### BRIEF
Write out the data exactly as given, dropping every picture.

### INPUT
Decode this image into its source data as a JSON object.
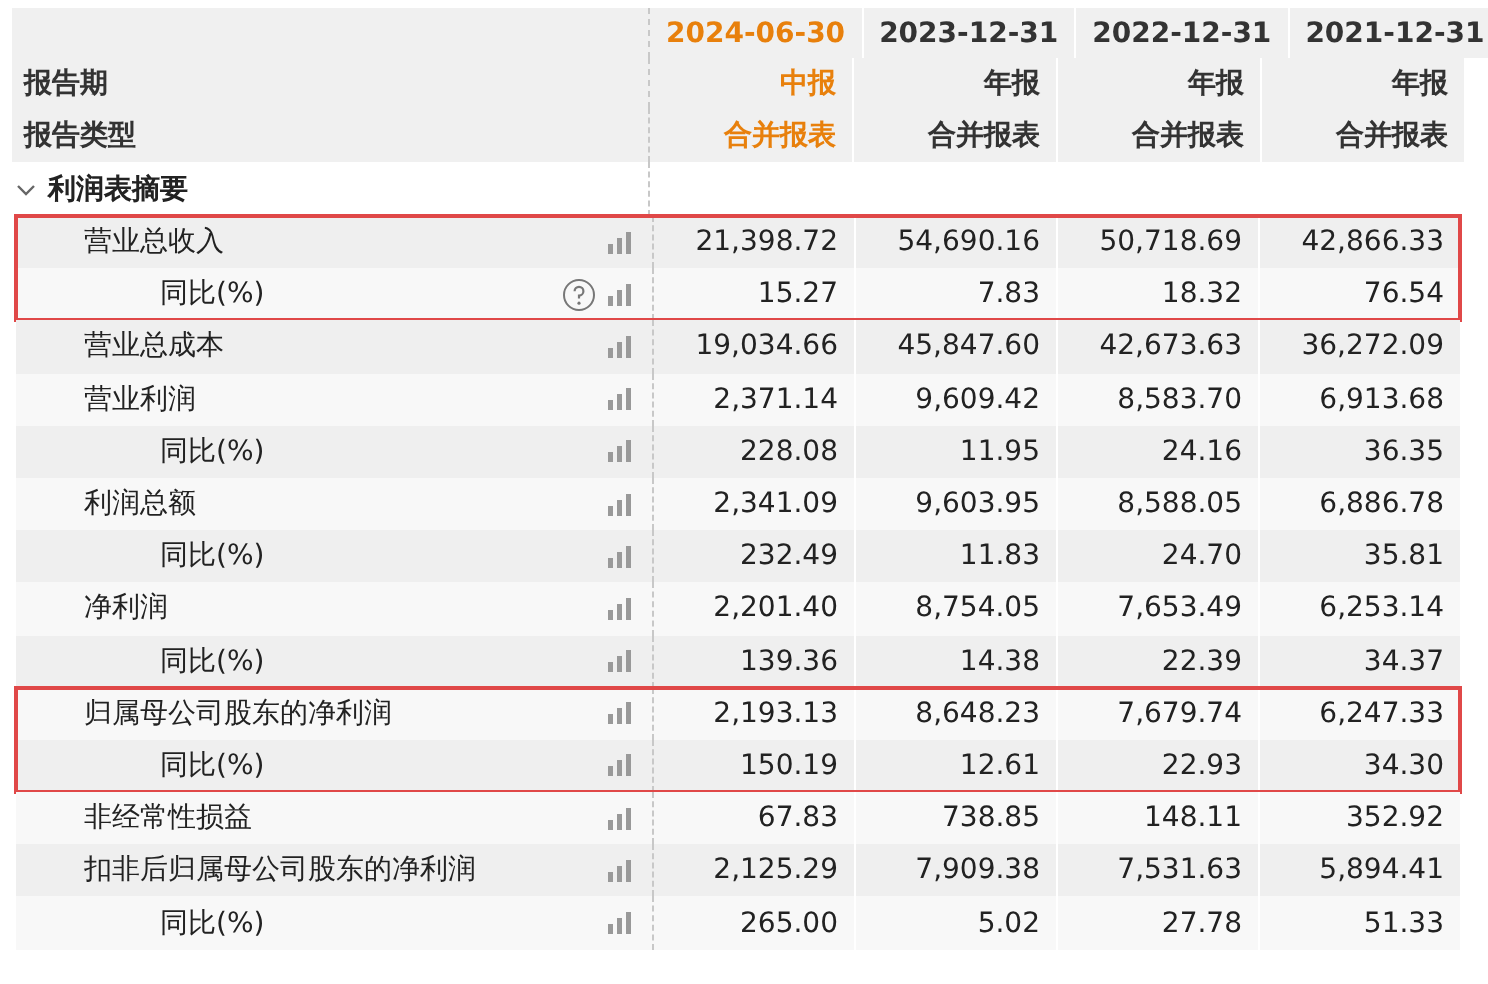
{
  "header": {
    "rows": [
      {
        "label": "",
        "cells": [
          {
            "text": "2024-06-30",
            "selected": true
          },
          {
            "text": "2023-12-31",
            "selected": false
          },
          {
            "text": "2022-12-31",
            "selected": false
          },
          {
            "text": "2021-12-31",
            "selected": false
          }
        ]
      },
      {
        "label": "报告期",
        "cells": [
          {
            "text": "中报",
            "selected": true
          },
          {
            "text": "年报",
            "selected": false
          },
          {
            "text": "年报",
            "selected": false
          },
          {
            "text": "年报",
            "selected": false
          }
        ]
      },
      {
        "label": "报告类型",
        "cells": [
          {
            "text": "合并报表",
            "selected": true
          },
          {
            "text": "合并报表",
            "selected": false
          },
          {
            "text": "合并报表",
            "selected": false
          },
          {
            "text": "合并报表",
            "selected": false
          }
        ]
      }
    ]
  },
  "section": {
    "title": "利润表摘要",
    "expanded": true,
    "items": [
      {
        "label": "营业总收入",
        "values": [
          "21,398.72",
          "54,690.16",
          "50,718.69",
          "42,866.33"
        ],
        "highlighted": true,
        "children": [
          {
            "label": "同比(%)",
            "values": [
              "15.27",
              "7.83",
              "18.32",
              "76.54"
            ],
            "info": true
          }
        ]
      },
      {
        "label": "营业总成本",
        "values": [
          "19,034.66",
          "45,847.60",
          "42,673.63",
          "36,272.09"
        ],
        "highlighted": false
      },
      {
        "label": "营业利润",
        "values": [
          "2,371.14",
          "9,609.42",
          "8,583.70",
          "6,913.68"
        ],
        "highlighted": false,
        "children": [
          {
            "label": "同比(%)",
            "values": [
              "228.08",
              "11.95",
              "24.16",
              "36.35"
            ],
            "info": false
          }
        ]
      },
      {
        "label": "利润总额",
        "values": [
          "2,341.09",
          "9,603.95",
          "8,588.05",
          "6,886.78"
        ],
        "highlighted": false,
        "children": [
          {
            "label": "同比(%)",
            "values": [
              "232.49",
              "11.83",
              "24.70",
              "35.81"
            ],
            "info": false
          }
        ]
      },
      {
        "label": "净利润",
        "values": [
          "2,201.40",
          "8,754.05",
          "7,653.49",
          "6,253.14"
        ],
        "highlighted": false,
        "children": [
          {
            "label": "同比(%)",
            "values": [
              "139.36",
              "14.38",
              "22.39",
              "34.37"
            ],
            "info": false
          }
        ]
      },
      {
        "label": "归属母公司股东的净利润",
        "values": [
          "2,193.13",
          "8,648.23",
          "7,679.74",
          "6,247.33"
        ],
        "highlighted": true,
        "children": [
          {
            "label": "同比(%)",
            "values": [
              "150.19",
              "12.61",
              "22.93",
              "34.30"
            ],
            "info": false
          }
        ]
      },
      {
        "label": "非经常性损益",
        "values": [
          "67.83",
          "738.85",
          "148.11",
          "352.92"
        ],
        "highlighted": false
      },
      {
        "label": "扣非后归属母公司股东的净利润",
        "values": [
          "2,125.29",
          "7,909.38",
          "7,531.63",
          "5,894.41"
        ],
        "highlighted": false,
        "children": [
          {
            "label": "同比(%)",
            "values": [
              "265.00",
              "5.02",
              "27.78",
              "51.33"
            ],
            "info": false
          }
        ]
      }
    ]
  }
}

### RESPONSE BOX
Decode this image into its source data as a JSON object.
{
  "header": {
    "rows": [
      {
        "label": "",
        "cells": [
          {
            "text": "2024-06-30",
            "selected": true
          },
          {
            "text": "2023-12-31",
            "selected": false
          },
          {
            "text": "2022-12-31",
            "selected": false
          },
          {
            "text": "2021-12-31",
            "selected": false
          }
        ]
      },
      {
        "label": "报告期",
        "cells": [
          {
            "text": "中报",
            "selected": true
          },
          {
            "text": "年报",
            "selected": false
          },
          {
            "text": "年报",
            "selected": false
          },
          {
            "text": "年报",
            "selected": false
          }
        ]
      },
      {
        "label": "报告类型",
        "cells": [
          {
            "text": "合并报表",
            "selected": true
          },
          {
            "text": "合并报表",
            "selected": false
          },
          {
            "text": "合并报表",
            "selected": false
          },
          {
            "text": "合并报表",
            "selected": false
          }
        ]
      }
    ]
  },
  "section": {
    "title": "利润表摘要",
    "expanded": true,
    "items": [
      {
        "label": "营业总收入",
        "values": [
          "21,398.72",
          "54,690.16",
          "50,718.69",
          "42,866.33"
        ],
        "highlighted": true,
        "children": [
          {
            "label": "同比(%)",
            "values": [
              "15.27",
              "7.83",
              "18.32",
              "76.54"
            ],
            "info": true
          }
        ]
      },
      {
        "label": "营业总成本",
        "values": [
          "19,034.66",
          "45,847.60",
          "42,673.63",
          "36,272.09"
        ],
        "highlighted": false
      },
      {
        "label": "营业利润",
        "values": [
          "2,371.14",
          "9,609.42",
          "8,583.70",
          "6,913.68"
        ],
        "highlighted": false,
        "children": [
          {
            "label": "同比(%)",
            "values": [
              "228.08",
              "11.95",
              "24.16",
              "36.35"
            ],
            "info": false
          }
        ]
      },
      {
        "label": "利润总额",
        "values": [
          "2,341.09",
          "9,603.95",
          "8,588.05",
          "6,886.78"
        ],
        "highlighted": false,
        "children": [
          {
            "label": "同比(%)",
            "values": [
              "232.49",
              "11.83",
              "24.70",
              "35.81"
            ],
            "info": false
          }
        ]
      },
      {
        "label": "净利润",
        "values": [
          "2,201.40",
          "8,754.05",
          "7,653.49",
          "6,253.14"
        ],
        "highlighted": false,
        "children": [
          {
            "label": "同比(%)",
            "values": [
              "139.36",
              "14.38",
              "22.39",
              "34.37"
            ],
            "info": false
          }
        ]
      },
      {
        "label": "归属母公司股东的净利润",
        "values": [
          "2,193.13",
          "8,648.23",
          "7,679.74",
          "6,247.33"
        ],
        "highlighted": true,
        "children": [
          {
            "label": "同比(%)",
            "values": [
              "150.19",
              "12.61",
              "22.93",
              "34.30"
            ],
            "info": false
          }
        ]
      },
      {
        "label": "非经常性损益",
        "values": [
          "67.83",
          "738.85",
          "148.11",
          "352.92"
        ],
        "highlighted": false
      },
      {
        "label": "扣非后归属母公司股东的净利润",
        "values": [
          "2,125.29",
          "7,909.38",
          "7,531.63",
          "5,894.41"
        ],
        "highlighted": false,
        "children": [
          {
            "label": "同比(%)",
            "values": [
              "265.00",
              "5.02",
              "27.78",
              "51.33"
            ],
            "info": false
          }
        ]
      }
    ]
  }
}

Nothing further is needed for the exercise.